◆ **THE DATA**
Segment Open

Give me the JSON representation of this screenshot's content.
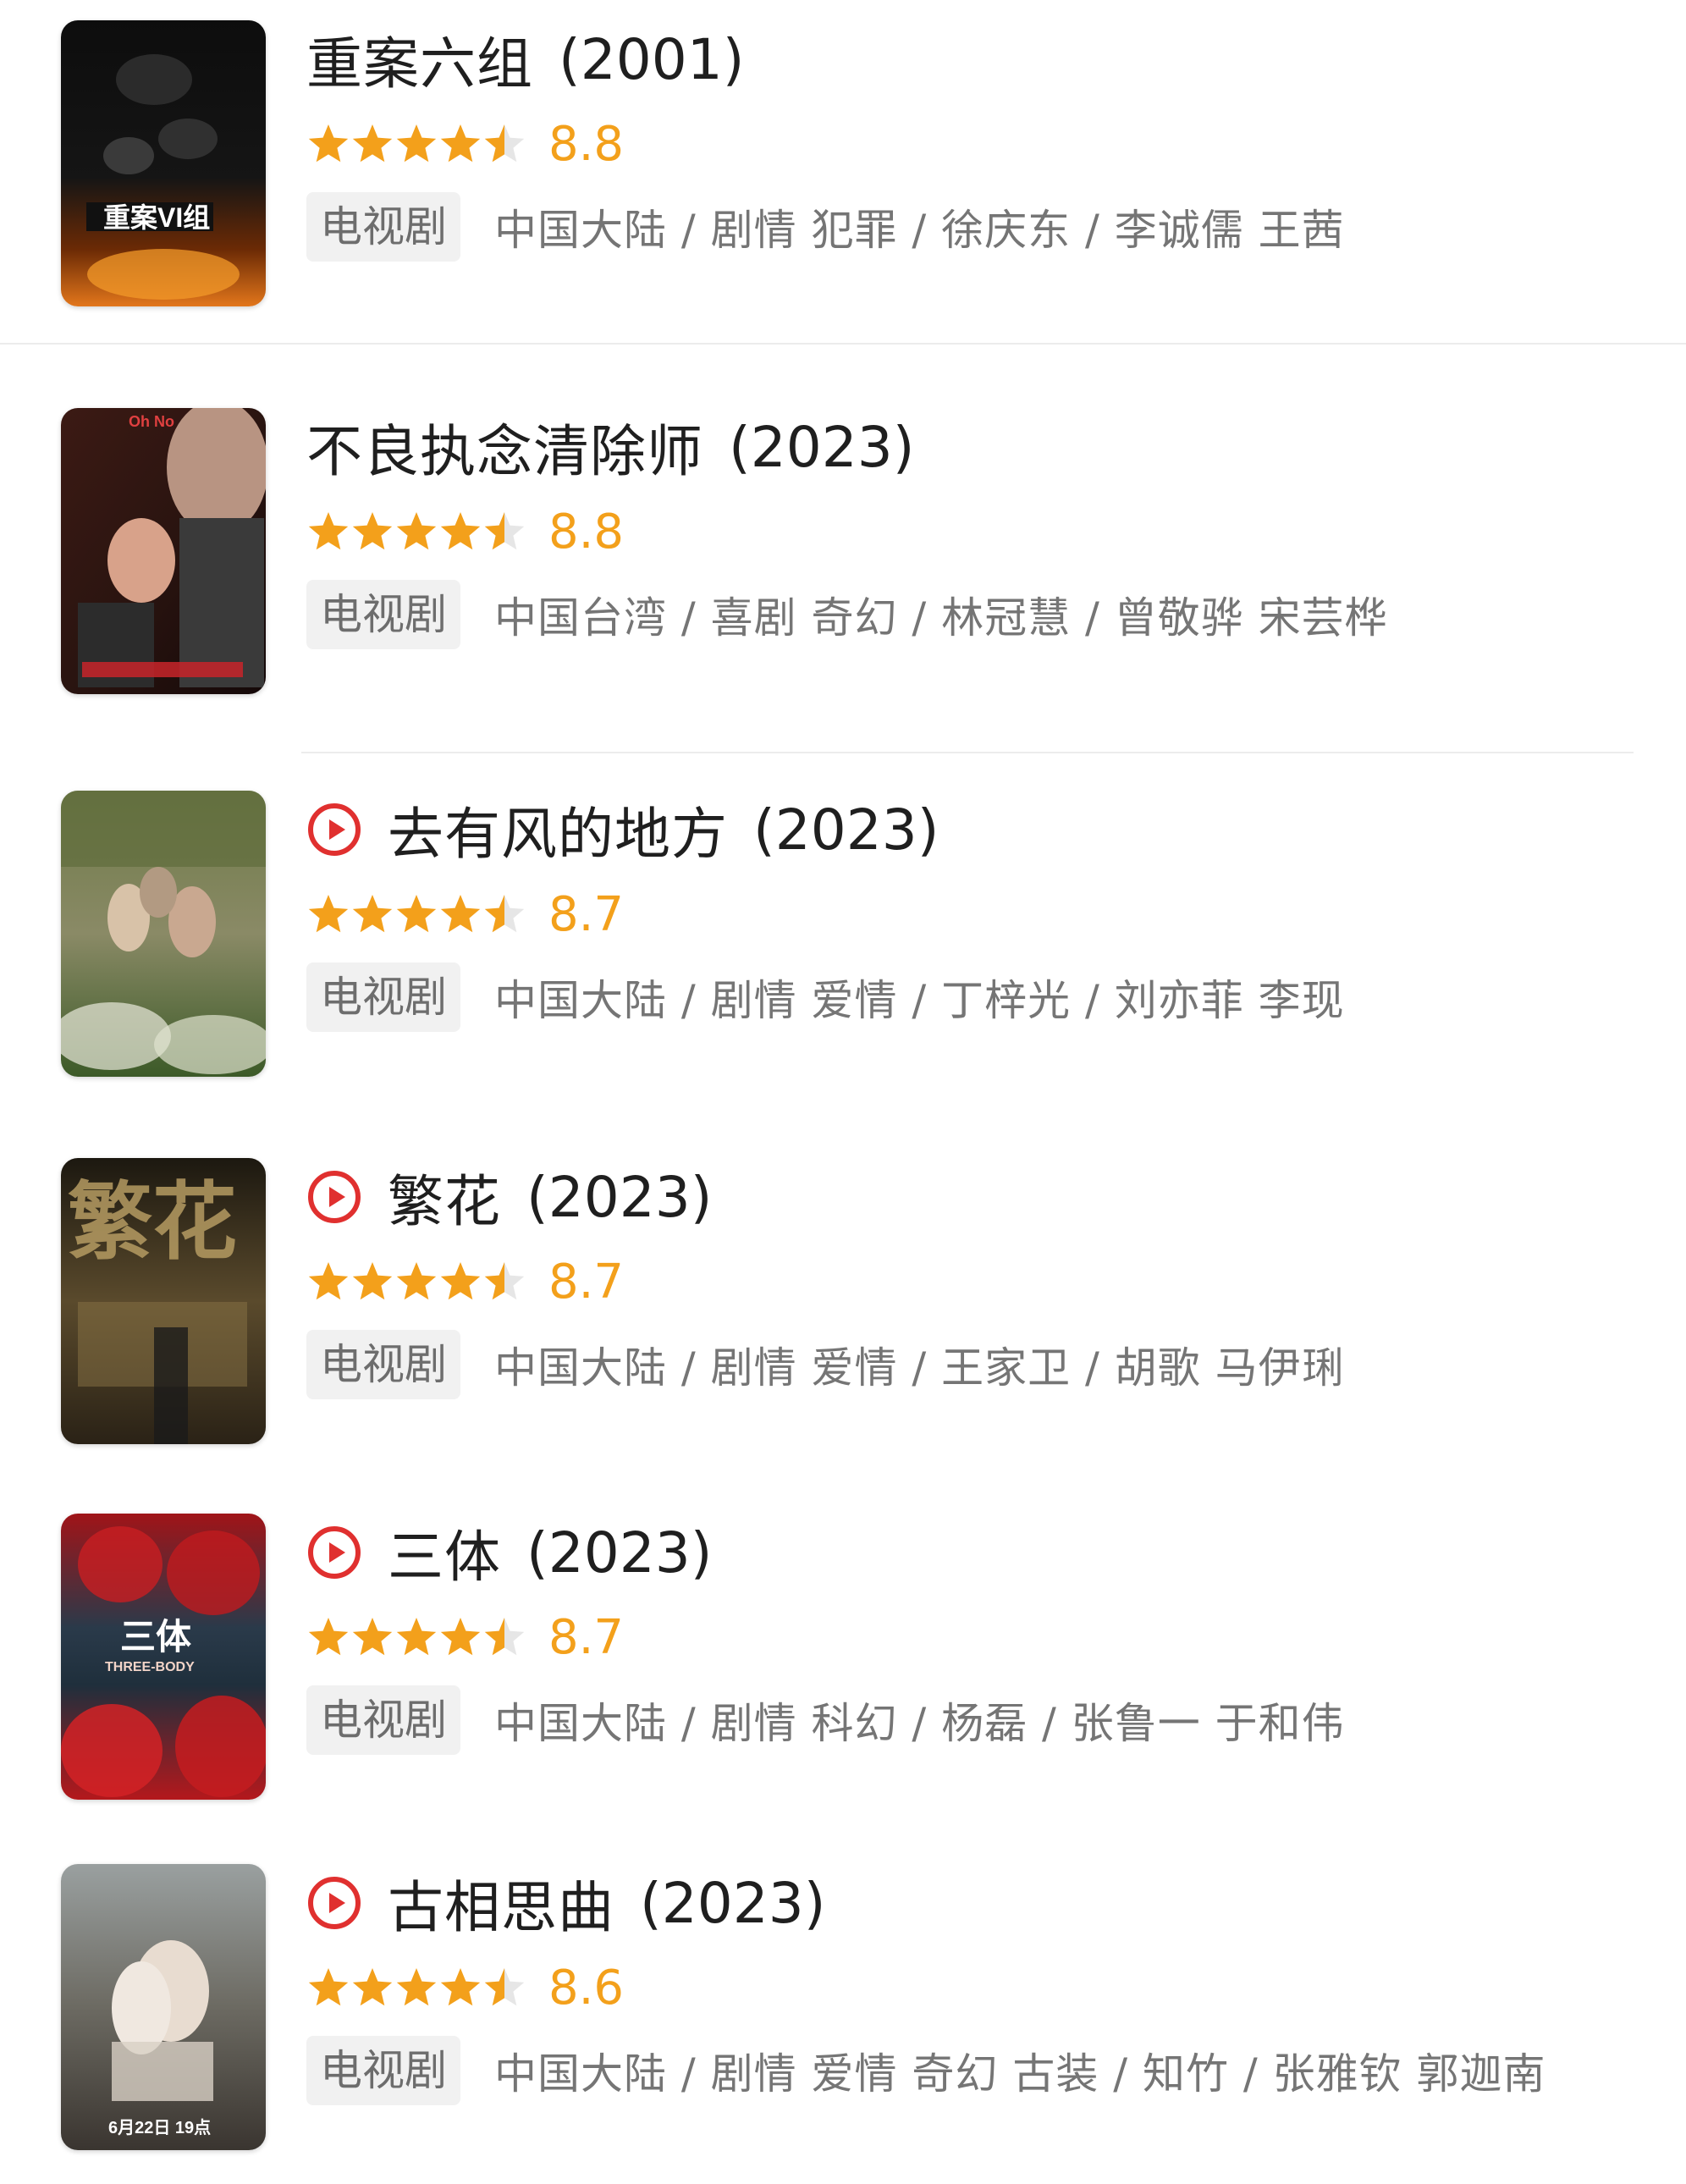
{
  "colors": {
    "star": "#f3a01b",
    "score": "#f3a01b",
    "play": "#e0302f",
    "tag_bg": "#f1f1f1"
  },
  "items": [
    {
      "title": "重案六组",
      "year": "(2001)",
      "rating": "8.8",
      "star_rating": 4.5,
      "tag": "电视剧",
      "meta": "中国大陆 / 剧情 犯罪 / 徐庆东 / 李诚儒 王茜",
      "playable": false,
      "poster_text": "重案VI组"
    },
    {
      "title": "不良执念清除师",
      "year": "(2023)",
      "rating": "8.8",
      "star_rating": 4.5,
      "tag": "电视剧",
      "meta": "中国台湾 / 喜剧 奇幻 / 林冠慧 / 曾敬骅 宋芸桦",
      "playable": false,
      "poster_text": "Oh No"
    },
    {
      "title": "去有风的地方",
      "year": "(2023)",
      "rating": "8.7",
      "star_rating": 4.5,
      "tag": "电视剧",
      "meta": "中国大陆 / 剧情 爱情 / 丁梓光 / 刘亦菲 李现",
      "playable": true,
      "poster_text": ""
    },
    {
      "title": "繁花",
      "year": "(2023)",
      "rating": "8.7",
      "star_rating": 4.5,
      "tag": "电视剧",
      "meta": "中国大陆 / 剧情 爱情 / 王家卫 / 胡歌 马伊琍",
      "playable": true,
      "poster_text": "繁花"
    },
    {
      "title": "三体",
      "year": "(2023)",
      "rating": "8.7",
      "star_rating": 4.5,
      "tag": "电视剧",
      "meta": "中国大陆 / 剧情 科幻 / 杨磊 / 张鲁一 于和伟",
      "playable": true,
      "poster_text": "三体",
      "poster_subtext": "THREE-BODY"
    },
    {
      "title": "古相思曲",
      "year": "(2023)",
      "rating": "8.6",
      "star_rating": 4.5,
      "tag": "电视剧",
      "meta": "中国大陆 / 剧情 爱情 奇幻 古装 / 知竹 / 张雅钦 郭迦南",
      "playable": true,
      "poster_text": "6月22日 19点"
    }
  ]
}
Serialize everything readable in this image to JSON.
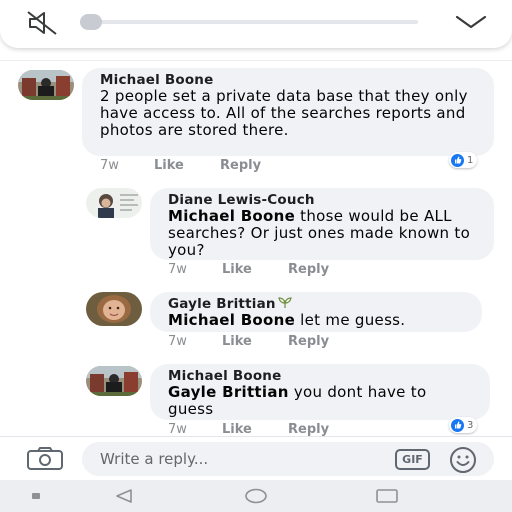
{
  "colors": {
    "accent": "#1877f2",
    "bubble": "#f0f2f5",
    "meta_text": "#8a8d91",
    "navbar": "#eceef1"
  },
  "media_bar": {
    "icons": [
      "mute-icon",
      "chevron-down-icon"
    ],
    "progress": 0.02
  },
  "comments": [
    {
      "author": "Michael Boone",
      "text": "2 people set a private data base that they only have access to.  All of the searches reports and photos  are stored there.",
      "time": "7w",
      "like_label": "Like",
      "reply_label": "Reply",
      "reaction_count": "1"
    },
    {
      "author": "Diane Lewis-Couch",
      "mention": "Michael Boone",
      "text": " those would be ALL searches? Or just ones made known to you?",
      "time": "7w",
      "like_label": "Like",
      "reply_label": "Reply"
    },
    {
      "author": "Gayle Brittian",
      "mention": "Michael Boone",
      "text": " let me guess.",
      "time": "7w",
      "like_label": "Like",
      "reply_label": "Reply"
    },
    {
      "author": "Michael Boone",
      "mention": "Gayle Brittian",
      "text": " you dont have to guess",
      "time": "7w",
      "like_label": "Like",
      "reply_label": "Reply",
      "reaction_count": "3"
    }
  ],
  "composer": {
    "placeholder": "Write a reply...",
    "gif_label": "GIF",
    "icons": [
      "camera-icon",
      "emoji-icon"
    ]
  },
  "navbar": {
    "icons": [
      "back-icon",
      "home-icon",
      "recents-icon"
    ]
  }
}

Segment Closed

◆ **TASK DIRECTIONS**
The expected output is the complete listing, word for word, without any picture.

◆ **EXERCISE RESPONSE**
Give me the JSON representation of this screenshot's content.
{
  "colors": {
    "star": "#f3a01b",
    "score": "#f3a01b",
    "play": "#e0302f",
    "tag_bg": "#f1f1f1"
  },
  "items": [
    {
      "title": "重案六组",
      "year": "(2001)",
      "rating": "8.8",
      "star_rating": 4.5,
      "tag": "电视剧",
      "meta": "中国大陆 / 剧情 犯罪 / 徐庆东 / 李诚儒 王茜",
      "playable": false,
      "poster_text": "重案VI组"
    },
    {
      "title": "不良执念清除师",
      "year": "(2023)",
      "rating": "8.8",
      "star_rating": 4.5,
      "tag": "电视剧",
      "meta": "中国台湾 / 喜剧 奇幻 / 林冠慧 / 曾敬骅 宋芸桦",
      "playable": false,
      "poster_text": "Oh No"
    },
    {
      "title": "去有风的地方",
      "year": "(2023)",
      "rating": "8.7",
      "star_rating": 4.5,
      "tag": "电视剧",
      "meta": "中国大陆 / 剧情 爱情 / 丁梓光 / 刘亦菲 李现",
      "playable": true,
      "poster_text": ""
    },
    {
      "title": "繁花",
      "year": "(2023)",
      "rating": "8.7",
      "star_rating": 4.5,
      "tag": "电视剧",
      "meta": "中国大陆 / 剧情 爱情 / 王家卫 / 胡歌 马伊琍",
      "playable": true,
      "poster_text": "繁花"
    },
    {
      "title": "三体",
      "year": "(2023)",
      "rating": "8.7",
      "star_rating": 4.5,
      "tag": "电视剧",
      "meta": "中国大陆 / 剧情 科幻 / 杨磊 / 张鲁一 于和伟",
      "playable": true,
      "poster_text": "三体",
      "poster_subtext": "THREE-BODY"
    },
    {
      "title": "古相思曲",
      "year": "(2023)",
      "rating": "8.6",
      "star_rating": 4.5,
      "tag": "电视剧",
      "meta": "中国大陆 / 剧情 爱情 奇幻 古装 / 知竹 / 张雅钦 郭迦南",
      "playable": true,
      "poster_text": "6月22日 19点"
    }
  ]
}
Serialize everything readable in this image to JSON.
{
  "colors": {
    "accent": "#1877f2",
    "bubble": "#f0f2f5",
    "meta_text": "#8a8d91",
    "navbar": "#eceef1"
  },
  "media_bar": {
    "icons": [
      "mute-icon",
      "chevron-down-icon"
    ],
    "progress": 0.02
  },
  "comments": [
    {
      "author": "Michael Boone",
      "text": "2 people set a private data base that they only have access to.  All of the searches reports and photos  are stored there.",
      "time": "7w",
      "like_label": "Like",
      "reply_label": "Reply",
      "reaction_count": "1"
    },
    {
      "author": "Diane Lewis-Couch",
      "mention": "Michael Boone",
      "text": " those would be ALL searches? Or just ones made known to you?",
      "time": "7w",
      "like_label": "Like",
      "reply_label": "Reply"
    },
    {
      "author": "Gayle Brittian",
      "mention": "Michael Boone",
      "text": " let me guess.",
      "time": "7w",
      "like_label": "Like",
      "reply_label": "Reply"
    },
    {
      "author": "Michael Boone",
      "mention": "Gayle Brittian",
      "text": " you dont have to guess",
      "time": "7w",
      "like_label": "Like",
      "reply_label": "Reply",
      "reaction_count": "3"
    }
  ],
  "composer": {
    "placeholder": "Write a reply...",
    "gif_label": "GIF",
    "icons": [
      "camera-icon",
      "emoji-icon"
    ]
  },
  "navbar": {
    "icons": [
      "back-icon",
      "home-icon",
      "recents-icon"
    ]
  }
}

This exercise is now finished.